Work required: Every line of the material that mentions the word "heading" should be copied out.

Record excerpts:

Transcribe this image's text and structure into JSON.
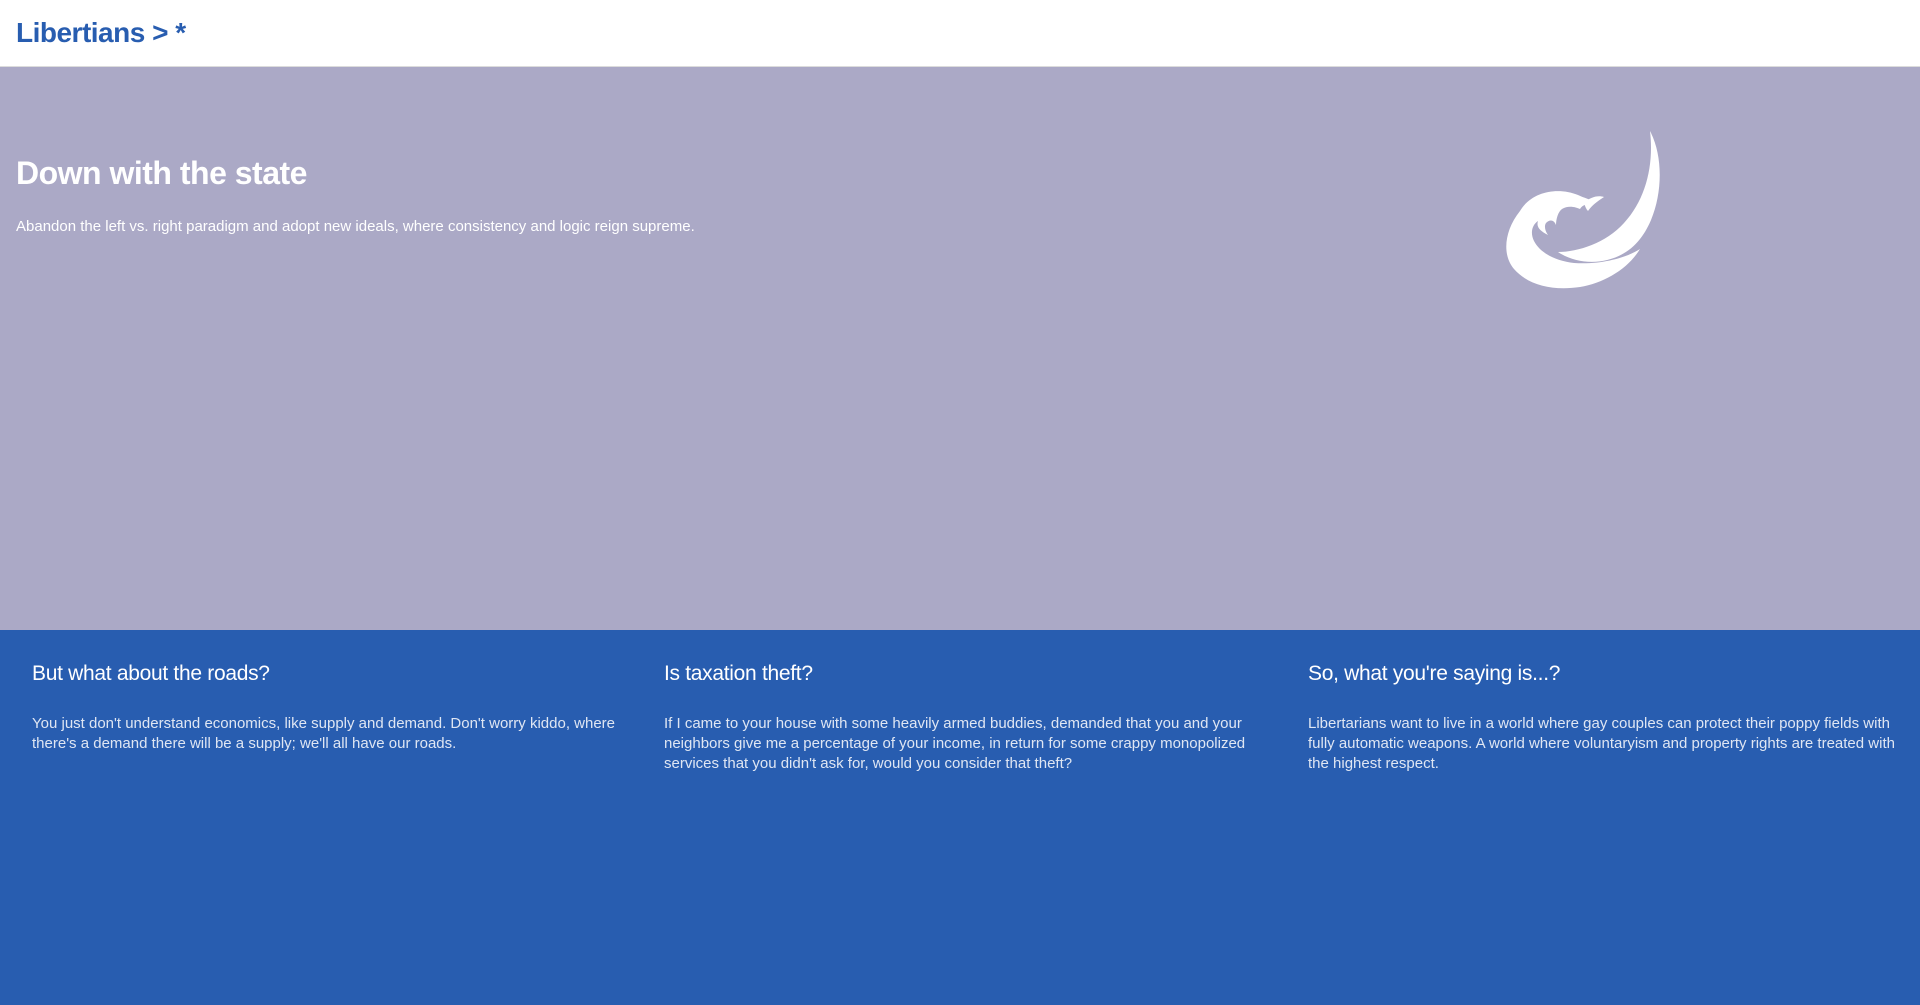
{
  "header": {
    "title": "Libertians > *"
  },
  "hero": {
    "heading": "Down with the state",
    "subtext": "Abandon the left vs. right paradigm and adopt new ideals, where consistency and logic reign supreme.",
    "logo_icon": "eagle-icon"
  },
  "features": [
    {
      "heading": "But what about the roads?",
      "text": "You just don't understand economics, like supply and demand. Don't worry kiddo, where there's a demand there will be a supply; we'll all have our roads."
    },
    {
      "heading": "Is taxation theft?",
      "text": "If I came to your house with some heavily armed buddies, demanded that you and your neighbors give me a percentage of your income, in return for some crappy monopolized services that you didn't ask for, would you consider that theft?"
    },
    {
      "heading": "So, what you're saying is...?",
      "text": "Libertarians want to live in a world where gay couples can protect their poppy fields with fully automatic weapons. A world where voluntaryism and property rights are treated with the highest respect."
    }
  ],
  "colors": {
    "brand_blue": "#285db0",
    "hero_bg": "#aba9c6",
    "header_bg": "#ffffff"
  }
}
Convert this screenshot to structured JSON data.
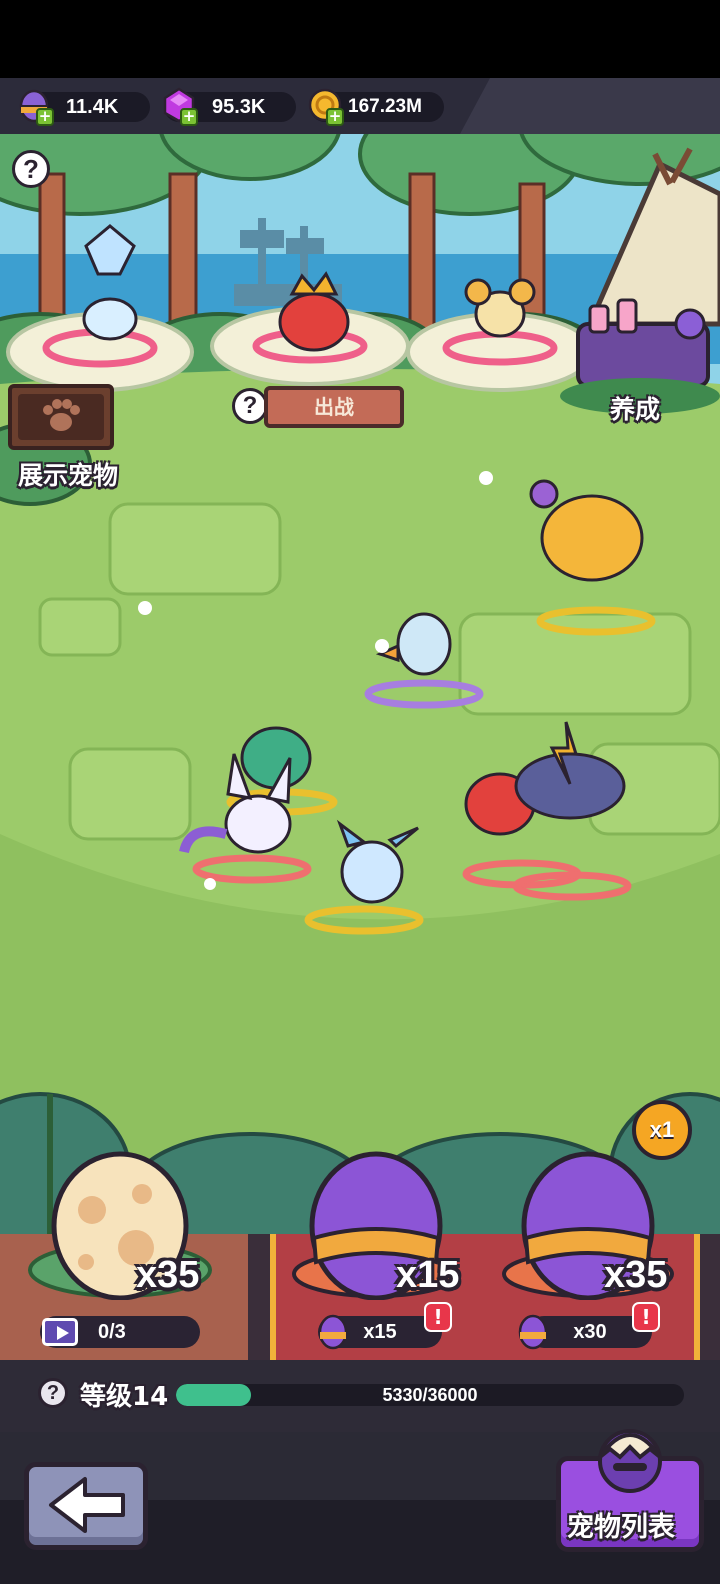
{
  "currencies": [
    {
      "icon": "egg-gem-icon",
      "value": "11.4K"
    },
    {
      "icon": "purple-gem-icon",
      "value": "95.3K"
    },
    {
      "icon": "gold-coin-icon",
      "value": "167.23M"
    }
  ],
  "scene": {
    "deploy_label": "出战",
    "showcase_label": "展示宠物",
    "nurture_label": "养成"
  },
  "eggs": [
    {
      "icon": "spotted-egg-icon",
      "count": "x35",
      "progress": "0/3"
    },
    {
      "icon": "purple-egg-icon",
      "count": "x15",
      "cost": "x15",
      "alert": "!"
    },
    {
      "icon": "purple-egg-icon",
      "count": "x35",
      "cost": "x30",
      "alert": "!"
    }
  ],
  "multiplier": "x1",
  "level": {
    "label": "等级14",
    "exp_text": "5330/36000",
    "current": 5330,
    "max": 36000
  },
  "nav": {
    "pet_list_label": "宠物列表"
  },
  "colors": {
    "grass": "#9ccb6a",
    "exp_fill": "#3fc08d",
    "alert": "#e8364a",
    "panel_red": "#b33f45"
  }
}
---
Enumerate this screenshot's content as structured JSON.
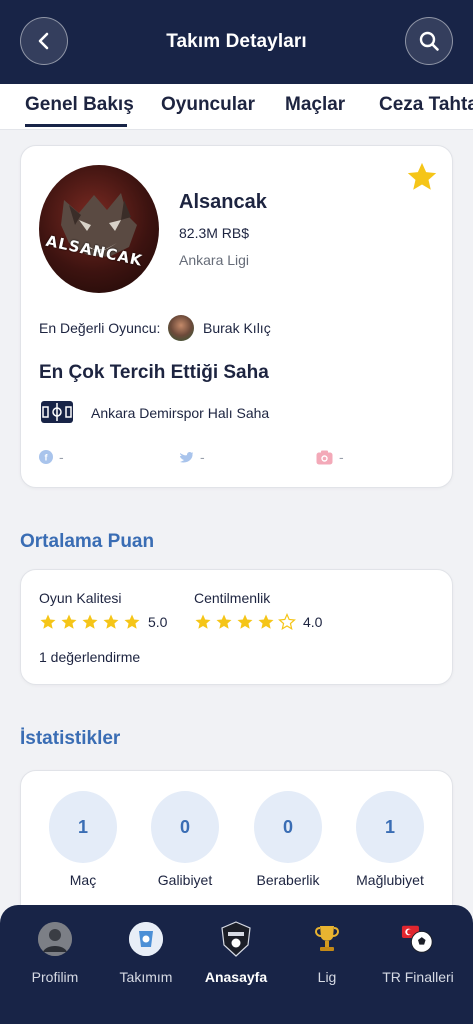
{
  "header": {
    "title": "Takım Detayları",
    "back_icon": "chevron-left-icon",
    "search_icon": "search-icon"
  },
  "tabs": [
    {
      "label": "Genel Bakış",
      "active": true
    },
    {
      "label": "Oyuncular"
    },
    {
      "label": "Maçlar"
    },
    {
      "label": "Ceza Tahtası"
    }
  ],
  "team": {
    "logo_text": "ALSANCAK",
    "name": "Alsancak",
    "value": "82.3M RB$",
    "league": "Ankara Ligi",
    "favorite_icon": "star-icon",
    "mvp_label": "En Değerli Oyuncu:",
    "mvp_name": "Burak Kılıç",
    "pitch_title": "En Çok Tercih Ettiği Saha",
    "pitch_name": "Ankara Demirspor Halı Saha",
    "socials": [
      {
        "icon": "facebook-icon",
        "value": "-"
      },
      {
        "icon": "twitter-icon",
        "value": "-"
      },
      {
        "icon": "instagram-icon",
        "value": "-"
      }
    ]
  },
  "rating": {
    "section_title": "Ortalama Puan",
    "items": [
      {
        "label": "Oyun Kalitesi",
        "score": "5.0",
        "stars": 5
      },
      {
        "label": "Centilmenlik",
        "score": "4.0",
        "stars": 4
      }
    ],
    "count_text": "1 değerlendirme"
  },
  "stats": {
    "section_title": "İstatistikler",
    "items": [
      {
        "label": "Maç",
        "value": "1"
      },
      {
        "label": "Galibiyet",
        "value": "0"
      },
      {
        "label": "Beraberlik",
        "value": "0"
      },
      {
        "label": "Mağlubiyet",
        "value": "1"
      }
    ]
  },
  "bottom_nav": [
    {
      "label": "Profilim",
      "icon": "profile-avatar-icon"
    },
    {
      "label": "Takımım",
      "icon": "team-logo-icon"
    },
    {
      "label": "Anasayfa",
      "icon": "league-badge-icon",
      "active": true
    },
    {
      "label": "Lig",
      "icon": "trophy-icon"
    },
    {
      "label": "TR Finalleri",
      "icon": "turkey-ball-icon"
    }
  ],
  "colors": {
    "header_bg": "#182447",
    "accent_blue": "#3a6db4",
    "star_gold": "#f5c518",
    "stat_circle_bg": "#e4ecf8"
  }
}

Solution to the exercise:
    "heading": "Down with the state",
      "heading": "But what about the roads?",
      "heading": "Is taxation theft?",
      "heading": "So, what you're saying is...?",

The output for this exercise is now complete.